There are more than 562 tribes that lived free in America before it was “settled”. Most were very peaceful people. Many helped the settlers, some saved the settlers from starvation. In return, we pushed them off their lands and gave them deceases they had no cure for.
There are some 3 million left today living in the United States. The only thing they did wrong was being here before the rest of the world got here. They honor life, the land and the beasts given man. It is time we all honor them for the suffering at our hands.
How to celebrate – Honor the Native American for who they are. Study what daily life was like for any of the native tribes. Visit a tribe and see the wonder of colors, food and life styles.
Today is my sisters birthday. No, that doesn’t have anything to do with pecan pie but then neither does the National part of the title so… happy birthday! Maybe we can have pecan pie instead of cake! I’d like that better!
Pecan pie probably started with the Native American tribes, the Quinipissa and the Tangipahoa tribes of Texas. There seems to be evidence of the use of pecans since 8,000 BC and we have no reason to believe that they did not turn that into pie. The word pecan comes from the Alogonquin languauge.
There are many recipes, most involving eggs, butter and sugar (Normally Corn Syrup). However brown sugar, molasses, maple syrup and honey are used either in addition to, or replacing original ingredients. You can try the recipe above or this one for your own guideline to follow.
Not willing to settle on the common pecan pie, many add chocolate or cinnamon to top the pie off. I’m not exactly sure what was wrong with the original but if you like that, fine. I am more of a purist. You can top it with ice cream or whipped cream, which is nice so long as, to me, you don’t cover up the natural flavor.

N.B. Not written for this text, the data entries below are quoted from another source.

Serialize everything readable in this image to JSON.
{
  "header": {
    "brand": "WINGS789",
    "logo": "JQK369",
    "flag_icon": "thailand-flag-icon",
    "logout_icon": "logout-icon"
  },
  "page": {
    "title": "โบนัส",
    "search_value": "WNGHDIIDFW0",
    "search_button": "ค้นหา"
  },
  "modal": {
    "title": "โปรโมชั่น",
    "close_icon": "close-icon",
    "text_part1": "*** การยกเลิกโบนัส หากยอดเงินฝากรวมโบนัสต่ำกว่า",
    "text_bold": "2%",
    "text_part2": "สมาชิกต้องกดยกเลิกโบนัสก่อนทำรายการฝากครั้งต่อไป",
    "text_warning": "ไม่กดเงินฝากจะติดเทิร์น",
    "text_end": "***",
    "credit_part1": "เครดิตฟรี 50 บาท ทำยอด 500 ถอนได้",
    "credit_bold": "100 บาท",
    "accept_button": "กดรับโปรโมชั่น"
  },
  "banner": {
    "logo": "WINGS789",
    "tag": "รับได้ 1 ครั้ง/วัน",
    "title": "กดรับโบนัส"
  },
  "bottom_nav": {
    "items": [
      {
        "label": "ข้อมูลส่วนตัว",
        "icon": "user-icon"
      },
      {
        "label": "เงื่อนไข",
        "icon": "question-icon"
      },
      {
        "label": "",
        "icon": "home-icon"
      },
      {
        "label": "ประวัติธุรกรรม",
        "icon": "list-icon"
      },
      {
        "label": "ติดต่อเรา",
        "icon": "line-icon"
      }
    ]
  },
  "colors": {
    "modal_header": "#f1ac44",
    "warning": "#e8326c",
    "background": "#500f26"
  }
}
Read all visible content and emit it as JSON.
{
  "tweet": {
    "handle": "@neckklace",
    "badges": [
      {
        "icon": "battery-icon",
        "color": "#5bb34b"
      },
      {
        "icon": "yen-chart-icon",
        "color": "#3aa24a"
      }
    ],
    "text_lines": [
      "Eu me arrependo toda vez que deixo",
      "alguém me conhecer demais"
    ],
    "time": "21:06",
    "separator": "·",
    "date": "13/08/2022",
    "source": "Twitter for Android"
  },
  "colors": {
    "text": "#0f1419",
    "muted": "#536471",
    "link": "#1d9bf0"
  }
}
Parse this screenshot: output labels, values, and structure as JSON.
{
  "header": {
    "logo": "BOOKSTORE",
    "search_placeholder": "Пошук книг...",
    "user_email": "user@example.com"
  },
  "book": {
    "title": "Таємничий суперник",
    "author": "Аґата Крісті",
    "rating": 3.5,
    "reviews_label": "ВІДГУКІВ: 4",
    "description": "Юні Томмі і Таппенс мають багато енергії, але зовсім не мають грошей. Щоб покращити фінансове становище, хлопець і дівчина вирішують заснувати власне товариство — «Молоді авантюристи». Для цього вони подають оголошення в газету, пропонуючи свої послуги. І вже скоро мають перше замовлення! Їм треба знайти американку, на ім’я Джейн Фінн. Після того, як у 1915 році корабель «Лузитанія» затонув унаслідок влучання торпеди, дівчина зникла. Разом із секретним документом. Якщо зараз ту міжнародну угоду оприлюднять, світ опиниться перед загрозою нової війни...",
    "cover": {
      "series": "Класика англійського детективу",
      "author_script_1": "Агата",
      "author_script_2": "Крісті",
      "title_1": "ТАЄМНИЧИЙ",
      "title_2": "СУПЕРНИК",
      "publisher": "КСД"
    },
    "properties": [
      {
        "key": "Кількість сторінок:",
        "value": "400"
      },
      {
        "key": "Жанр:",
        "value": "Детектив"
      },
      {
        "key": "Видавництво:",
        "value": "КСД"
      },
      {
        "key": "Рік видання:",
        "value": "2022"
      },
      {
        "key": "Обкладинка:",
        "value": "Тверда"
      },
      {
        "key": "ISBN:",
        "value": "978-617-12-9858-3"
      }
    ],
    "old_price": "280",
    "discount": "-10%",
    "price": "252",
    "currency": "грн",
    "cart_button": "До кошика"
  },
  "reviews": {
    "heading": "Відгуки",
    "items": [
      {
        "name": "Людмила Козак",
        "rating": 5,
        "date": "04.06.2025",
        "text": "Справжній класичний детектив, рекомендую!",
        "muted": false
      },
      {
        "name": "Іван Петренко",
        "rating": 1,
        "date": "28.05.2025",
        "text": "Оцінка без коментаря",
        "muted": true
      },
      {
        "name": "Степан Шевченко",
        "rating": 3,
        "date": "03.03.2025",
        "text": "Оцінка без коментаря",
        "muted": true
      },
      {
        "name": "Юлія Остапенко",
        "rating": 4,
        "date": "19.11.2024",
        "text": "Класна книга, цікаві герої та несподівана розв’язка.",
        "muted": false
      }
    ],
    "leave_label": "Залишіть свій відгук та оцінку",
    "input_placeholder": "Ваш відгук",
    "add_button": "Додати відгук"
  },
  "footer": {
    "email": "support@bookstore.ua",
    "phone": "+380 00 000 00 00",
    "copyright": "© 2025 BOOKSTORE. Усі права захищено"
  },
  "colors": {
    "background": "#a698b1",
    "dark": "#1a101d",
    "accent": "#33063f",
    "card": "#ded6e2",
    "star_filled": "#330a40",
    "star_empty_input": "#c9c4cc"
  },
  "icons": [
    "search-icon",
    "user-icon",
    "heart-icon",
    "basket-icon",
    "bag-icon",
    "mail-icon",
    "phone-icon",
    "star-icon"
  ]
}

How to celebrate – Bake a pecan pie for your family today, or your friends, or maybe just for yourself. Try your own recipe, like maybe adding coconut making it more of a German Chocolate Cake pie. If you are not fond of pecans then you could try any other kind of nut, but then of course it’s not a part of National Pecan Pie Day!